, • The Far East is fully and fairly discussed in the March reviews. Bir Frederick Whyte in the Nineteenth Century deals plainly With "China, Japan and Manchuria," declaring that, while IJ'apan must bow to the world's protest in regard to Shanghai, she has yet to recognize the League's intervention in Man- churia. Sir Arthur Salter in the Contemporary laments what he regards as the slowness of our Foreign Office to co-operate with the United States in defence of the treaties. Mr. 0. .M. Green, in the Fortnightly, discusses the whole matter dispas- sionately, and urges that the League must help China to recover her stability- instead of merely "trying to deal with
China as if she were a responsible organism." .

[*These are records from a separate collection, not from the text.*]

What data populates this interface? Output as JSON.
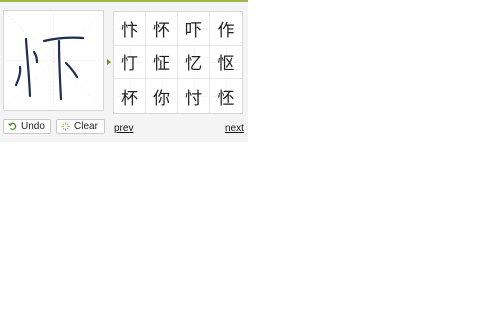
{
  "colors": {
    "accent_line": "#9cb64a",
    "stroke_ink": "#1f2f4f",
    "panel_bg": "#f4f4f4"
  },
  "candidates": [
    [
      "忭",
      "怀",
      "吓",
      "作"
    ],
    [
      "忊",
      "怔",
      "忆",
      "怄"
    ],
    [
      "杯",
      "你",
      "忖",
      "怌"
    ]
  ],
  "buttons": {
    "undo": {
      "label": "Undo",
      "icon": "undo-icon"
    },
    "clear": {
      "label": "Clear",
      "icon": "clear-icon"
    }
  },
  "pager": {
    "prev_label": "prev",
    "next_label": "next"
  }
}
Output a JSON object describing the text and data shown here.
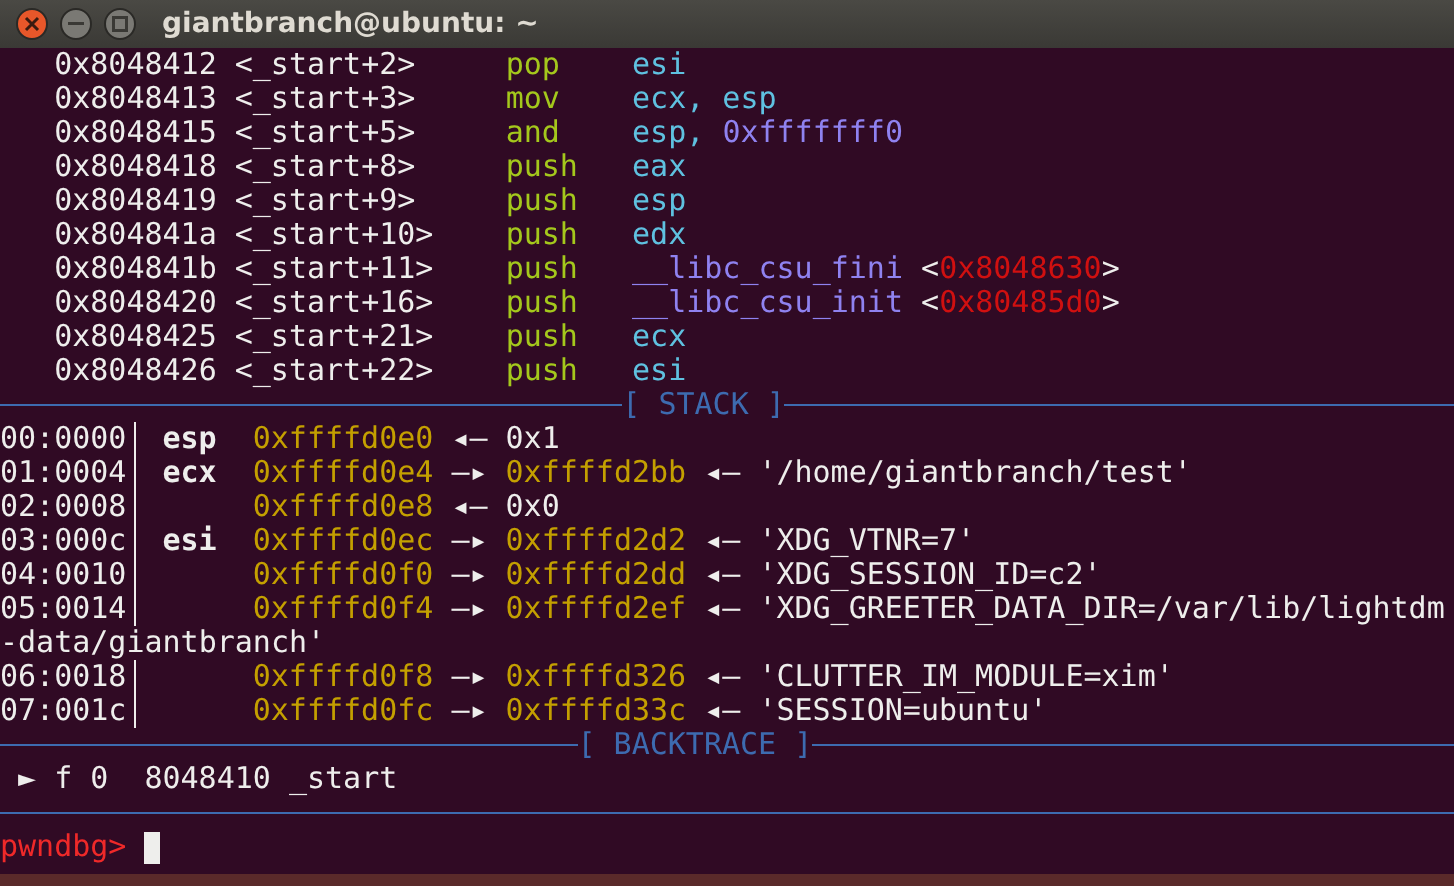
{
  "window": {
    "title": "giantbranch@ubuntu: ~"
  },
  "disassembly": [
    {
      "address": "0x8048412",
      "symbol": "<_start+2>",
      "mnemonic": "pop",
      "operands": [
        {
          "kind": "register",
          "text": "esi"
        }
      ]
    },
    {
      "address": "0x8048413",
      "symbol": "<_start+3>",
      "mnemonic": "mov",
      "operands": [
        {
          "kind": "register",
          "text": "ecx, esp"
        }
      ]
    },
    {
      "address": "0x8048415",
      "symbol": "<_start+5>",
      "mnemonic": "and",
      "operands": [
        {
          "kind": "register",
          "text": "esp, "
        },
        {
          "kind": "immediate",
          "text": "0xfffffff0"
        }
      ]
    },
    {
      "address": "0x8048418",
      "symbol": "<_start+8>",
      "mnemonic": "push",
      "operands": [
        {
          "kind": "register",
          "text": "eax"
        }
      ]
    },
    {
      "address": "0x8048419",
      "symbol": "<_start+9>",
      "mnemonic": "push",
      "operands": [
        {
          "kind": "register",
          "text": "esp"
        }
      ]
    },
    {
      "address": "0x804841a",
      "symbol": "<_start+10>",
      "mnemonic": "push",
      "operands": [
        {
          "kind": "register",
          "text": "edx"
        }
      ]
    },
    {
      "address": "0x804841b",
      "symbol": "<_start+11>",
      "mnemonic": "push",
      "operands": [
        {
          "kind": "function",
          "text": "__libc_csu_fini "
        },
        {
          "kind": "plain",
          "text": "<"
        },
        {
          "kind": "address",
          "text": "0x8048630"
        },
        {
          "kind": "plain",
          "text": ">"
        }
      ]
    },
    {
      "address": "0x8048420",
      "symbol": "<_start+16>",
      "mnemonic": "push",
      "operands": [
        {
          "kind": "function",
          "text": "__libc_csu_init "
        },
        {
          "kind": "plain",
          "text": "<"
        },
        {
          "kind": "address",
          "text": "0x80485d0"
        },
        {
          "kind": "plain",
          "text": ">"
        }
      ]
    },
    {
      "address": "0x8048425",
      "symbol": "<_start+21>",
      "mnemonic": "push",
      "operands": [
        {
          "kind": "register",
          "text": "ecx"
        }
      ]
    },
    {
      "address": "0x8048426",
      "symbol": "<_start+22>",
      "mnemonic": "push",
      "operands": [
        {
          "kind": "register",
          "text": "esi"
        }
      ]
    }
  ],
  "stack": {
    "title": "[ STACK ]",
    "rows": [
      {
        "kind": "entry",
        "index": "00:0000",
        "register": "esp",
        "chain": [
          {
            "kind": "pointer",
            "text": "0xffffd0e0"
          },
          {
            "kind": "arrow",
            "text": "◂—"
          },
          {
            "kind": "value",
            "text": "0x1"
          }
        ]
      },
      {
        "kind": "entry",
        "index": "01:0004",
        "register": "ecx",
        "chain": [
          {
            "kind": "pointer",
            "text": "0xffffd0e4"
          },
          {
            "kind": "arrow",
            "text": "—▸"
          },
          {
            "kind": "pointer",
            "text": "0xffffd2bb"
          },
          {
            "kind": "arrow",
            "text": "◂—"
          },
          {
            "kind": "value",
            "text": "'/home/giantbranch/test'"
          }
        ]
      },
      {
        "kind": "entry",
        "index": "02:0008",
        "chain": [
          {
            "kind": "pointer",
            "text": "0xffffd0e8"
          },
          {
            "kind": "arrow",
            "text": "◂—"
          },
          {
            "kind": "value",
            "text": "0x0"
          }
        ]
      },
      {
        "kind": "entry",
        "index": "03:000c",
        "register": "esi",
        "chain": [
          {
            "kind": "pointer",
            "text": "0xffffd0ec"
          },
          {
            "kind": "arrow",
            "text": "—▸"
          },
          {
            "kind": "pointer",
            "text": "0xffffd2d2"
          },
          {
            "kind": "arrow",
            "text": "◂—"
          },
          {
            "kind": "value",
            "text": "'XDG_VTNR=7'"
          }
        ]
      },
      {
        "kind": "entry",
        "index": "04:0010",
        "chain": [
          {
            "kind": "pointer",
            "text": "0xffffd0f0"
          },
          {
            "kind": "arrow",
            "text": "—▸"
          },
          {
            "kind": "pointer",
            "text": "0xffffd2dd"
          },
          {
            "kind": "arrow",
            "text": "◂—"
          },
          {
            "kind": "value",
            "text": "'XDG_SESSION_ID=c2'"
          }
        ]
      },
      {
        "kind": "entry",
        "index": "05:0014",
        "chain": [
          {
            "kind": "pointer",
            "text": "0xffffd0f4"
          },
          {
            "kind": "arrow",
            "text": "—▸"
          },
          {
            "kind": "pointer",
            "text": "0xffffd2ef"
          },
          {
            "kind": "arrow",
            "text": "◂—"
          },
          {
            "kind": "value",
            "text": "'XDG_GREETER_DATA_DIR=/var/lib/lightdm"
          }
        ]
      },
      {
        "kind": "continuation",
        "text": "-data/giantbranch'"
      },
      {
        "kind": "entry",
        "index": "06:0018",
        "chain": [
          {
            "kind": "pointer",
            "text": "0xffffd0f8"
          },
          {
            "kind": "arrow",
            "text": "—▸"
          },
          {
            "kind": "pointer",
            "text": "0xffffd326"
          },
          {
            "kind": "arrow",
            "text": "◂—"
          },
          {
            "kind": "value",
            "text": "'CLUTTER_IM_MODULE=xim'"
          }
        ]
      },
      {
        "kind": "entry",
        "index": "07:001c",
        "chain": [
          {
            "kind": "pointer",
            "text": "0xffffd0fc"
          },
          {
            "kind": "arrow",
            "text": "—▸"
          },
          {
            "kind": "pointer",
            "text": "0xffffd33c"
          },
          {
            "kind": "arrow",
            "text": "◂—"
          },
          {
            "kind": "value",
            "text": "'SESSION=ubuntu'"
          }
        ]
      }
    ]
  },
  "backtrace": {
    "title": "[ BACKTRACE ]",
    "frames": [
      {
        "marker": "►",
        "text": "f 0  8048410 _start"
      }
    ]
  },
  "prompt": {
    "text": "pwndbg>"
  }
}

In view of much recent controversy Miss Hilda Matheson's able and informing article on "The Future of B.B.C. Talks" in the Nineteenth Century will be read with interest. She has no liking for a too conservative or dully neutral policy, but - would welcome the free discussion of most subjects. Much depends, of course, on the speaker and his methods. Another - topical subject. "The British Prison," is discussed in the Fortnightly by an ex-inmate, Mr. T. G. Mackenzie, who confirms ihe general belief that most prisoners are of weak or abnormal ffitelleet. In the Fortnightly, too, Mr. W. Horsfall Carter describes "Germany Struggling to her Feet," and the growth of Herr Hitler's movement as a sign of the times. The National Review, which is being conducted with much spirit on the lines laid down by the late Mr. Maxse, contains an enthusiastic "Vindication of Joseph Chamberlain," by .Sir Edward Grigg, an admiring study. of General Weygand, 'and an article by Mr. William Zukerman, on' " America's !Lost Prestige." In Blackwood's .Lord. Latymer examines_ "The Mystery of Amy Robsart," exculpates her husband Dudley from the charge of murdering her and attributes the crime—on the thinnest of evidence—to the agency of. the Spanish Ambassador, De Quadra, and the Guises. Major Jarvis's 'Sketches of "Arab Days and Arab Ways" arc amusing.